You hate him… but, oh, you still love him… Sparks rekindle and – oops – you’ve eloped.
Muddy Hants’ roving theatre writer, Eleanor Marsden, reviews Private Lives by Noel Coward, on at Theatre Royal, Winchester until 4th November and then nationally until 25th November.
Don’t you just hate it when this happens: you’ve just re-married and are sipping a cocktail on honeymoon v.2, when your ex-hubby appears on the next balcony, also honeymooning with his new bride. You hate him… but, oh, you still love him… Sparks rekindle, and – oops! – you’ve eloped to your love nest in Paris.
No, it’s not the plot of the latest Reese Witherspoon rom-com but Noel Coward’s remarkably perceptive 1930 comedic look at dysfunctional relationships and the superficiality of society – served with lashings of wit and more than a little sauciness.
The play’s references to making love and bouncing on divans were deemed frightfully risqué at the time, and you know what they say about bad publicity… No surprises then that Private Lives has rarely been off-stage since it premiered in 1930; you might even recognise a catch-phrase or two (“Very flat, Norfolk!”), and whilst modern directors often cut the more obscure period-elements, it remains fresh, funny — with a whiff of raciness.

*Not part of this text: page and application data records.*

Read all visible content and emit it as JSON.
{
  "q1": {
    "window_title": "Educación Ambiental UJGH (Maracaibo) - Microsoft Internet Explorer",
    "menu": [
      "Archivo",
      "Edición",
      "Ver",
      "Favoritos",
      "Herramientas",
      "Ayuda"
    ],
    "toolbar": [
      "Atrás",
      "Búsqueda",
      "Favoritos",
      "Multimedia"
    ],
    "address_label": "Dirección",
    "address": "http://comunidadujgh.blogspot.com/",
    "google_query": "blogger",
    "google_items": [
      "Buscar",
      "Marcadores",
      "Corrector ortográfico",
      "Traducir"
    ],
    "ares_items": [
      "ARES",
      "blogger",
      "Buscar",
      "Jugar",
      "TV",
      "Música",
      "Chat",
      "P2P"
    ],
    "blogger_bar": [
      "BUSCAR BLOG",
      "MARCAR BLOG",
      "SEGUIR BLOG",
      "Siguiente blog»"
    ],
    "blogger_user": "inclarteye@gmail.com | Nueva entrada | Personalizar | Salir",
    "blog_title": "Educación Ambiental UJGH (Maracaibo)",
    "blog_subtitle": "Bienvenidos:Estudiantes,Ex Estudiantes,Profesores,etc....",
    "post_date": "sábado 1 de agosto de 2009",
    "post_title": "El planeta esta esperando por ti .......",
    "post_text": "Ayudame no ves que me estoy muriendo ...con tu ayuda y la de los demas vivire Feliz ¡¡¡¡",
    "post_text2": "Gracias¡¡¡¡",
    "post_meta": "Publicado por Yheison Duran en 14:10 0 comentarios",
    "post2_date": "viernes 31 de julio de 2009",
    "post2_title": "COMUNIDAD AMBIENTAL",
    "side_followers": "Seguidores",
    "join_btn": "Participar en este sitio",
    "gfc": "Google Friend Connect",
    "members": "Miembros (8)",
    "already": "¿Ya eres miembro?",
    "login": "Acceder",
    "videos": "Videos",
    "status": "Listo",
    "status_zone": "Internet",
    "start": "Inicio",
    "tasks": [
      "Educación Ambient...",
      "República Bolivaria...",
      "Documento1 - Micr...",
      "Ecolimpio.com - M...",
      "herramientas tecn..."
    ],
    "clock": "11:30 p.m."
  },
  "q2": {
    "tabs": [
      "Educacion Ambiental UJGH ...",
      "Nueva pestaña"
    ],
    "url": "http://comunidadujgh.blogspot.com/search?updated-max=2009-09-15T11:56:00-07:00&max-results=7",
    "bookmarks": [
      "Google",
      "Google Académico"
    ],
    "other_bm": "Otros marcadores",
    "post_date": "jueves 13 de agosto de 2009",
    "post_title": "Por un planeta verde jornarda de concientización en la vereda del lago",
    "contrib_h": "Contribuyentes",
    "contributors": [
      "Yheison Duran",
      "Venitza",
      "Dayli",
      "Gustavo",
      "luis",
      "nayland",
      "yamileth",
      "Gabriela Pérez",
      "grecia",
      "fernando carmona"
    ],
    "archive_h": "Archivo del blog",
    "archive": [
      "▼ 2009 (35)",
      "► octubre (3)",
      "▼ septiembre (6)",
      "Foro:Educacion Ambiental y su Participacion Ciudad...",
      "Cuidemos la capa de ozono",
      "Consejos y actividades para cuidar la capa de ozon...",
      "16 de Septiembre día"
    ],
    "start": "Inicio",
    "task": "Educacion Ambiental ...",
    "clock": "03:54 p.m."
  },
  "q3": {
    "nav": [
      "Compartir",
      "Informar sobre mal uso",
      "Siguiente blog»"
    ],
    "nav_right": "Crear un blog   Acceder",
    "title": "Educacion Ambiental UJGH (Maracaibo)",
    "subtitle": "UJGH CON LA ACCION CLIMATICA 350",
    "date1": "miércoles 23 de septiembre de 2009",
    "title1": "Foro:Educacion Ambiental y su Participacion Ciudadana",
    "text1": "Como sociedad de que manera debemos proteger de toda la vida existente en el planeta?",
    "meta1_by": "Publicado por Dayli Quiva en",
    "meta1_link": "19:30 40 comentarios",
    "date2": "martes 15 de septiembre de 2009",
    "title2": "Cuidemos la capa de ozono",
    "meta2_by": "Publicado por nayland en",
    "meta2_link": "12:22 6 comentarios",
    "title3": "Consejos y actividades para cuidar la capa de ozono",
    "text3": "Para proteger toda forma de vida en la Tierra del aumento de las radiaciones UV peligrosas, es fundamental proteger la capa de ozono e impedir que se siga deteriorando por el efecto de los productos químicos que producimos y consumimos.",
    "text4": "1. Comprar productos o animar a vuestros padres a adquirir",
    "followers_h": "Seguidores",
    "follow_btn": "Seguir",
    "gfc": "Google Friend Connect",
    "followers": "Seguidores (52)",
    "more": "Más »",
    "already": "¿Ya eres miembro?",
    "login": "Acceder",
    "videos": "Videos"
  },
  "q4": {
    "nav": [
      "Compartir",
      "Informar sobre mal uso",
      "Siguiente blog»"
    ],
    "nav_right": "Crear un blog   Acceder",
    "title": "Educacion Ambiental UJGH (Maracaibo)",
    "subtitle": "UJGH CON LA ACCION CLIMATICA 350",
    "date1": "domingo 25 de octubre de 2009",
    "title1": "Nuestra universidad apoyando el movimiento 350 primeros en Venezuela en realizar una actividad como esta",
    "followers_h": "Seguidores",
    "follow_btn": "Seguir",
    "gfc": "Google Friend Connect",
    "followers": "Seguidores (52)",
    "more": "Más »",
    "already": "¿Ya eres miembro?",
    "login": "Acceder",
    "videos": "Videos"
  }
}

London Classic Theatre have been touring the UK since 1993 and this particular revival has attracted audiences across the country since the start of September. Director Michael Cabot has a young and energetic cast – anything less than real verve kills Coward’s text dead – and creates a simply-designed but effective thirties world showcasing the linguistic (and physical) sparring to great effect.
Divorced couple Elyot (Jack Hardwick) and Amanda (Helen Keeley) have to carry the play and do so with chemistry and pace.
Their erstwhile second spouses Sybil (Olivia Beardsley) and Victor (Kieran Buckeridge) support admirably as foils to the will-they-won’t-they couple’s escapades. All the actors – including the thankless walk-on part of the French maid, Louise (Rachael Holmes-Brown) — do justice to Coward’s quick-fire repartee; on a few occasions, though, the leading ladies’ dialogue was so fast that the meaning was lost.
Keeley brought a Sheridan-Smith-style coquettishness to the part of Amanda, with Hardwick bringing depth to the often one-dimensional role of Elyot. Buckeridge, too, enlivened the staid Victor and made it his own, as did Beardsley to Sybil, although her affected speech was increasingly shrill by Act Two.
The production is visually appealing in pastels and browns for the cuckolded spouses and vivid Deco hues for Amanda and Elyot’s racy, modern relationship.
Some interesting production choices may have resulted from the company’s adapting to the new space, but could have been rectified: a real mirror which reflected back the lighting rig; the lighting design which occasionally left characters in part shadow; and a rather abrupt ending.
Apart from these minor comments, the production was extremely good. It is a shame that the company will be competing with Firework Night this weekend, but if you’d rather poke your eye out with a toffee apple than brave the crowds and loud bangs — here’s your alternative.
You can catch the tour around the South until 25th November, sparks will definitely be flying until then.